Knee arthritis is a common cause of pain and immobility. The most common cause is osteoarthritis, generally known as a wear and tear of the joint. It commonly occurs in people above 60 years of age. In the younger population it can be due to trauma or inflammatory joint disease (such as rheumatoid arthritis).
Total knee replacement
The knee joint is a hinged joint, but with some freedom of movement. In knee replacement surgery, the knee is replaced with two or three components. The thigh bone (femur) is capped by a metal component. The shin bone (tibia) is covered with a metal component covered by a plastic (polyethylene) insert, which allows the smooth hinged movement of the knee metal components.

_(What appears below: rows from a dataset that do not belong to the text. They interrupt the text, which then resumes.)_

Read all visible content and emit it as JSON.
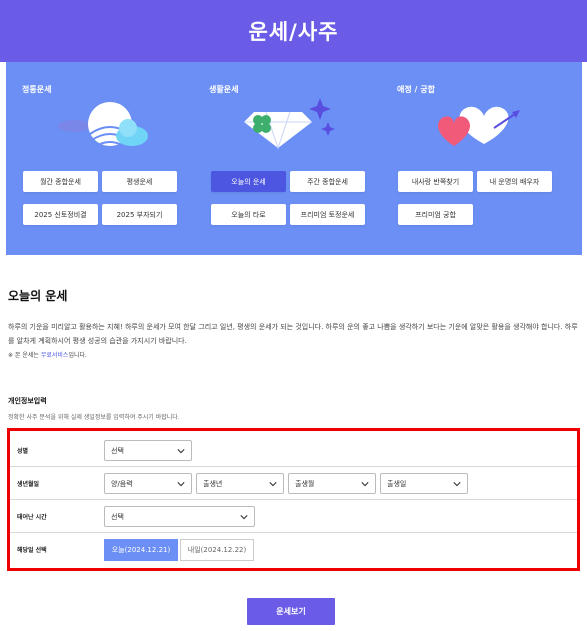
{
  "header": {
    "title": "운세/사주"
  },
  "banner": {
    "columns": [
      {
        "title": "정통운세",
        "buttons": [
          "월간 종합운세",
          "평생운세",
          "2025 신토정비결",
          "2025 부자되기"
        ]
      },
      {
        "title": "생활운세",
        "buttons": [
          "오늘의 운세",
          "주간 종합운세",
          "오늘의 타로",
          "프리미엄 토정운세"
        ]
      },
      {
        "title": "애정 / 궁합",
        "buttons": [
          "내사랑 반쪽찾기",
          "내 운명의 배우자",
          "프리미엄 궁합"
        ]
      }
    ],
    "active_button": "오늘의 운세"
  },
  "main": {
    "section_title": "오늘의 운세",
    "description": "하루의 기운을 미리알고 활용하는 지혜! 하루의 운세가 모여 한달 그리고 일년, 평생의 운세가 되는 것입니다. 하루의 운의 좋고 나쁨을 생각하기 보다는 기운에 알맞은 활용을 생각해야 합니다. 하루를 알차게 계획하시어 평생 성공의 습관을 가지시기 바랍니다.",
    "note_prefix": "※ 본 운세는 ",
    "note_link": "무료서비스",
    "note_suffix": "입니다."
  },
  "form": {
    "title": "개인정보입력",
    "description": "정확한 사주 분석을 위해 실제 생일정보를 입력하여 주시기 바랍니다.",
    "gender": {
      "label": "성별",
      "value": "선택"
    },
    "birth": {
      "label": "생년월일",
      "calendar": "양/음력",
      "year": "출생년",
      "month": "출생월",
      "day": "출생일"
    },
    "time": {
      "label": "태어난 시간",
      "value": "선택"
    },
    "date": {
      "label": "해당일 선택",
      "today": "오늘(2024.12.21)",
      "tomorrow": "내일(2024.12.22)"
    }
  },
  "submit_label": "운세보기",
  "colors": {
    "header": "#6b5ce7",
    "banner": "#6b8ff5",
    "active": "#4c56e0",
    "highlight_border": "#ee0000"
  }
}
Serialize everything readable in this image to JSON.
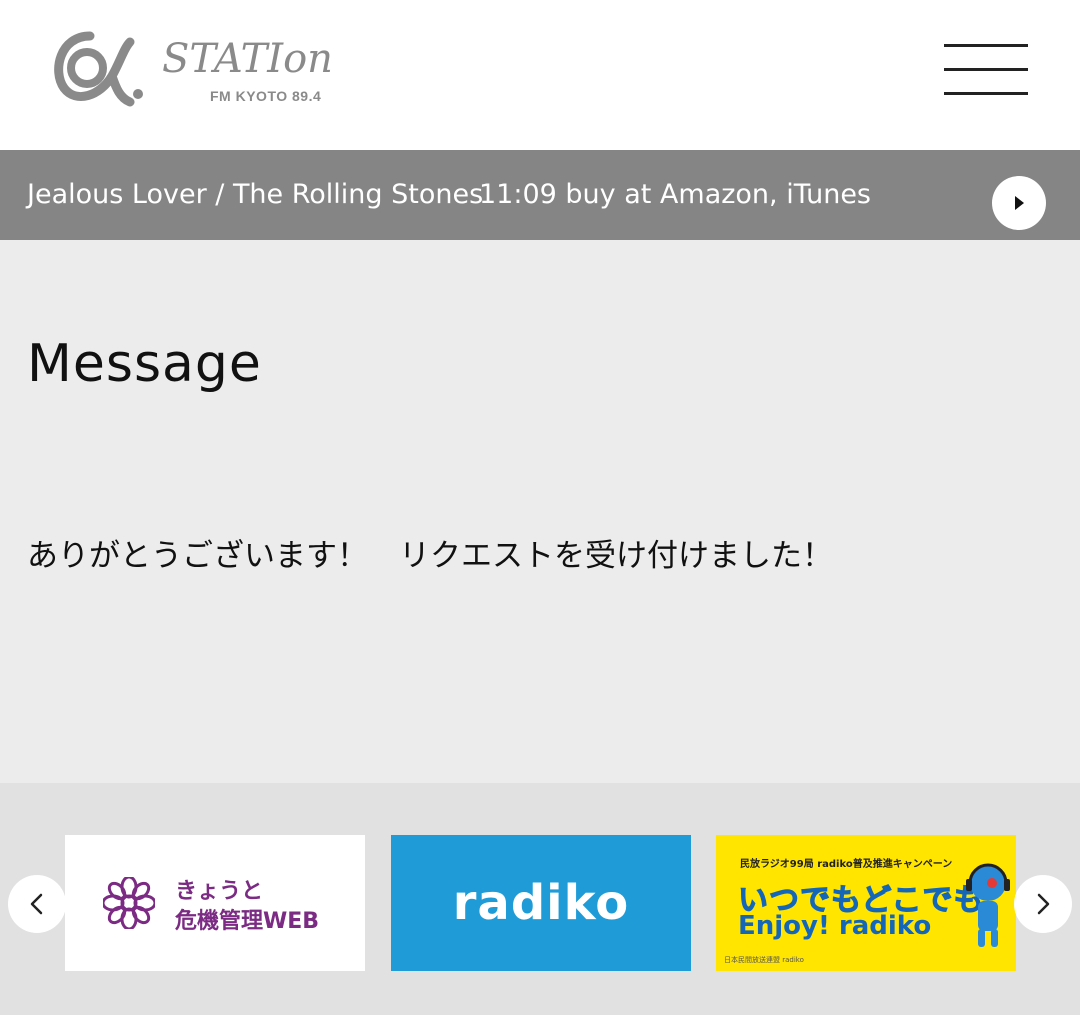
{
  "header": {
    "logo_alt": "α-STATION",
    "logo_sub": "FM KYOTO 89.4"
  },
  "now_playing": {
    "track": "Jealous Lover / The Rolling Stones",
    "time_and_links": "11:09 buy at Amazon, iTunes"
  },
  "message": {
    "title": "Message",
    "body": "ありがとうございます！　リクエストを受け付けました！"
  },
  "banners": {
    "kyoto": {
      "line1": "きょうと",
      "line2": "危機管理WEB"
    },
    "radiko": {
      "label": "radiko"
    },
    "campaign": {
      "top": "民放ラジオ99局 radiko普及推進キャンペーン",
      "main": "いつでもどこでも",
      "enjoy": "Enjoy! radiko",
      "foot": "日本民間放送連盟 radiko"
    }
  },
  "colors": {
    "now_playing_bg": "#858585",
    "content_bg": "#ececec",
    "radiko_blue": "#1f9cd7",
    "campaign_yellow": "#ffe500",
    "kyoto_purple": "#7b2b83"
  }
}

The knee cap (patella) may be replaced with a plastic (polyethylene) component which glides over the metal femoral component.
Dr Stavrou will undertake a number of tests to ensure that you are suitable to undergo surgery. You will require a prior meeting with your anaesthetist for further assessment. Anti-inflammatory medications such as Aspirin, Brufen, Voltaren, etc. should be stopped 10 days before surgery. If you are taking any blood thinners, for example, Warfarin, Plavix or Iscover, stopping these should be discussed Dr Stavrou. It is ideal if smoking can be ceased prior to surgery.

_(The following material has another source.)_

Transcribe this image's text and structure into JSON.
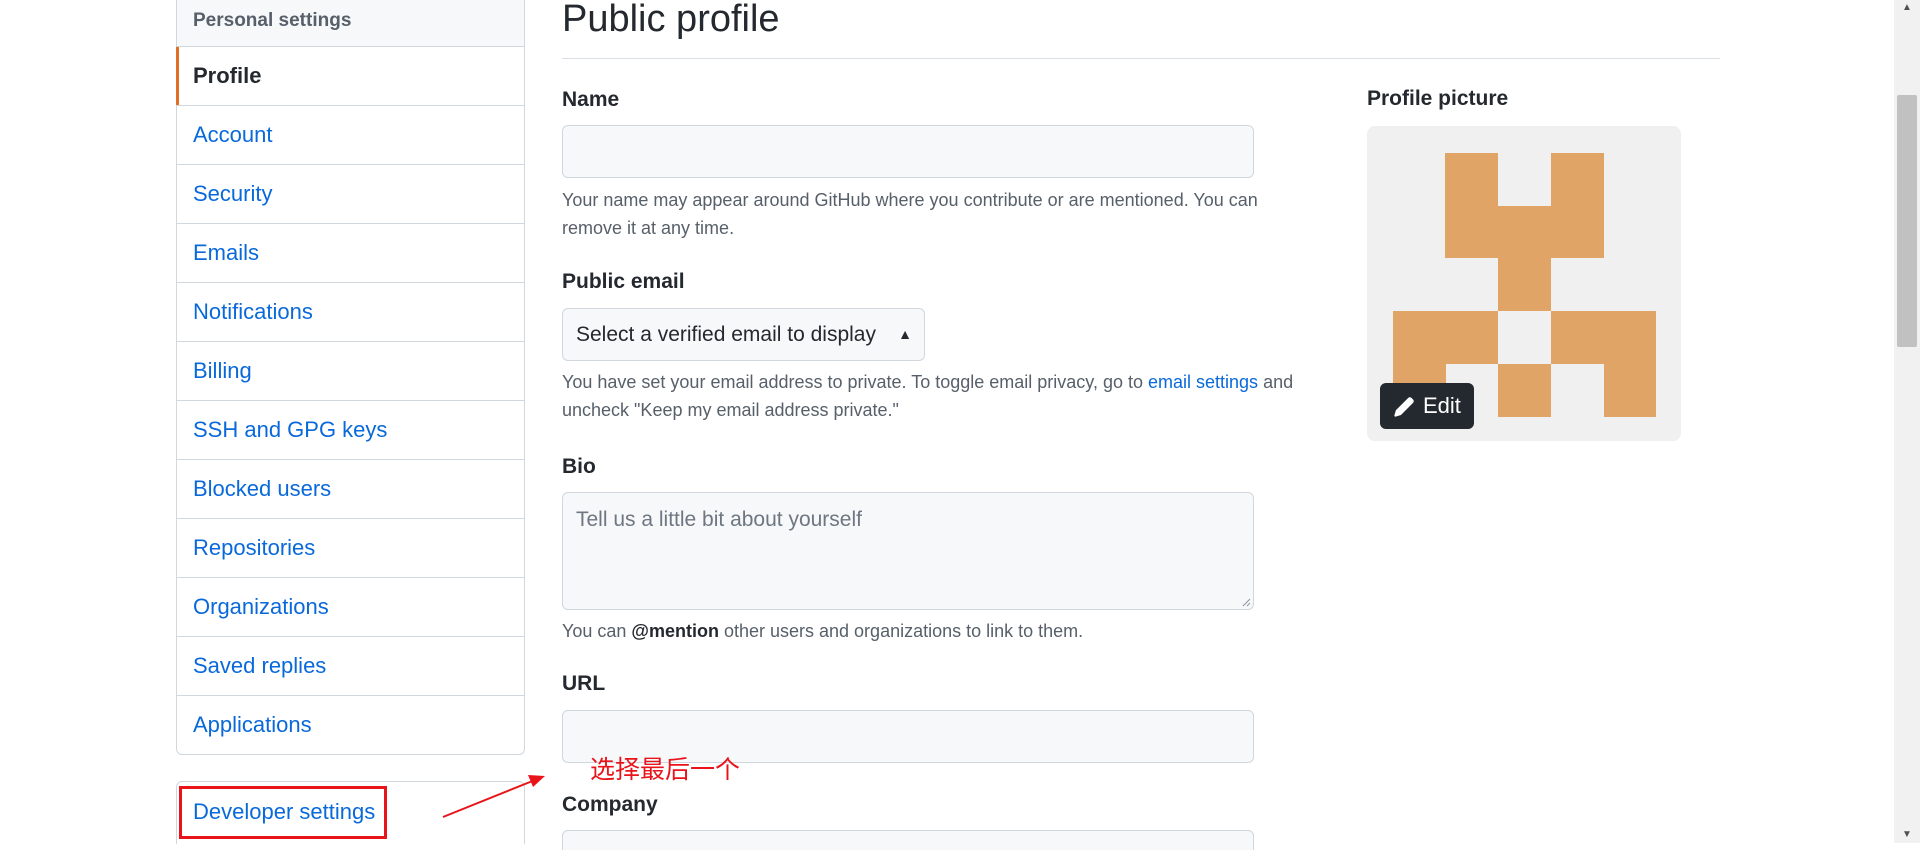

It is also advisable to prepare circumstances at home prior to your surgery, as there will be a period of recovery and rehabilitation following your surgery. Arranging for family and friends to assist you in the home setting is highly recommended. You should ensure that there is adequate clearance in the home to enable you to use a walking stick or walking frame.
It is important that you organise family and friends to assist you with transport, as you will not be able to drive for at least 6 weeks.

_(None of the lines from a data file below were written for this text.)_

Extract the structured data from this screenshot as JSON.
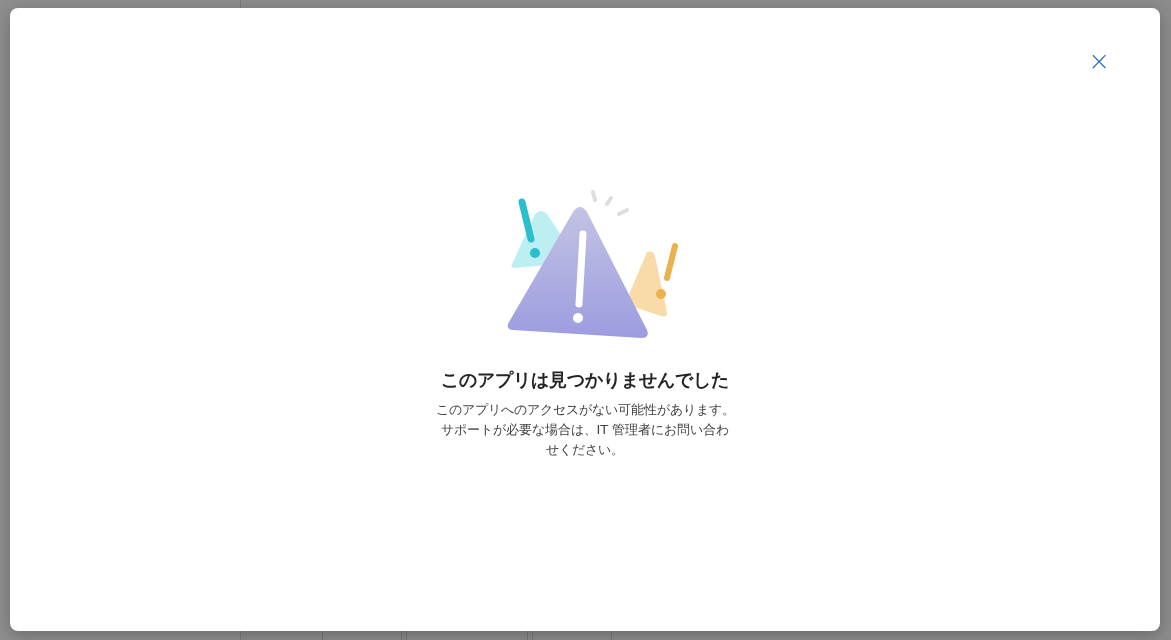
{
  "dialog": {
    "close": "×",
    "title": "このアプリは見つかりませんでした",
    "message": "このアプリへのアクセスがない可能性があります。サポートが必要な場合は、IT 管理者にお問い合わせください。"
  }
}
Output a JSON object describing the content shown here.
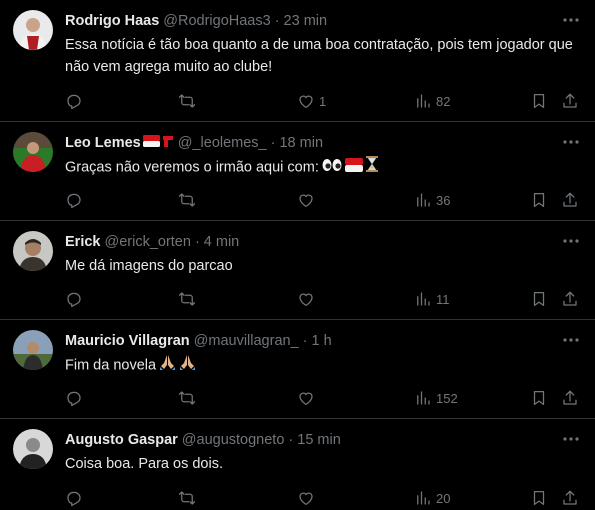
{
  "tweets": [
    {
      "name": "Rodrigo Haas",
      "handle": "@RodrigoHaas3",
      "dot": "·",
      "time": "23 min",
      "text": "Essa notícia é tão boa quanto a de uma boa contratação, pois tem jogador que não vem agrega muito ao clube!",
      "likes": "1",
      "views": "82",
      "avatar_colors": [
        "#c9ccd1",
        "#b01e23"
      ]
    },
    {
      "name": "Leo Lemes",
      "handle": "@_leolemes_",
      "dot": "·",
      "time": "18 min",
      "text": "Graças não veremos o irmão aqui com:",
      "likes": "",
      "views": "36",
      "avatar_colors": [
        "#2a7a2a",
        "#c81e24"
      ]
    },
    {
      "name": "Erick",
      "handle": "@erick_orten",
      "dot": "·",
      "time": "4 min",
      "text": "Me dá imagens do parcao",
      "likes": "",
      "views": "11",
      "avatar_colors": [
        "#c7c7c3",
        "#3a342e"
      ]
    },
    {
      "name": "Mauricio Villagran",
      "handle": "@mauvillagran_",
      "dot": "·",
      "time": "1 h",
      "text": "Fim da novela",
      "likes": "",
      "views": "152",
      "avatar_colors": [
        "#8aa0b8",
        "#4e6a3a"
      ]
    },
    {
      "name": "Augusto Gaspar",
      "handle": "@augustogneto",
      "dot": "·",
      "time": "15 min",
      "text": "Coisa boa. Para os dois.",
      "likes": "",
      "views": "20",
      "avatar_colors": [
        "#d8d8d8",
        "#222222"
      ]
    }
  ],
  "icons": {
    "more": "more-icon",
    "reply": "reply-icon",
    "retweet": "retweet-icon",
    "like": "heart-icon",
    "views": "views-icon",
    "bookmark": "bookmark-icon",
    "share": "share-icon"
  },
  "colors": {
    "background": "#000000",
    "text": "#e7e9ea",
    "secondary": "#71767b",
    "divider": "#2f3336"
  }
}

Surgery requires a general or spinal anaesthetic. On the first day after surgery, the staff will assist you with standing up and you will commence walking. Further exercises will be introduced with the assistance of your physiotherapist. Once you are independently mobile, you are able to be discharged from the hospital. This is usually around 4 to 6 days from your surgery.
Occasionally, patients do require a longer course of rehabilitation and this can be undertaken at a rehabilitation centre. Most patients are independently mobile with the aid of a walking frame or two walking sticks on discharge from hospital.
You will require blood thinners to lessen the risk of blood clots, even after discharge from hospital.
It is important to maintain mobility once you are discharged from hospital. Most people return to low impact activities such as walking, golfing, bowling and swimming at 3 months following their surgery. High impact activities, such as jogging or running are not allowed. Whilst your knee has been replaced, it is artificial, and like all materials will fail under excessive use.
Driving is usually resumed when comfortable, particularly when you are able to brake in an emergency, usually at the 6 to 8 week mark following surgery.
There should be no kneeling or squatting and you may have trouble climbing stairs. Most patients will be able to achieve 90 degrees of flexion (bending of the knee) to allow for sitting comfortably.
Returning to work can be dependant upon the activities of your employment, but is usually resumed at anywhere between 4 weeks to 3 months following surgery.
Physiotherapy usually takes place within the hospital. Outpatient physiotherapy is recommended, this may include hydrotherapy (pool exercises) once your wound has healed.
Risks of Surgery
Risks include bleeding, requirement for blood transfusion, infection, wound healing problems, stiffness, limp, blood clots (deep vein thrombosis and pulmonary embolism), damage to nerves and blood vessels.
All joint replacements will wear out as time goes on, but about 90% of joint replacements will last for up to 15 years. Failure from loosening and wear increases with the level of activity. Failure of your knee replacement may require replacement with a new prosthesis (revision surgery).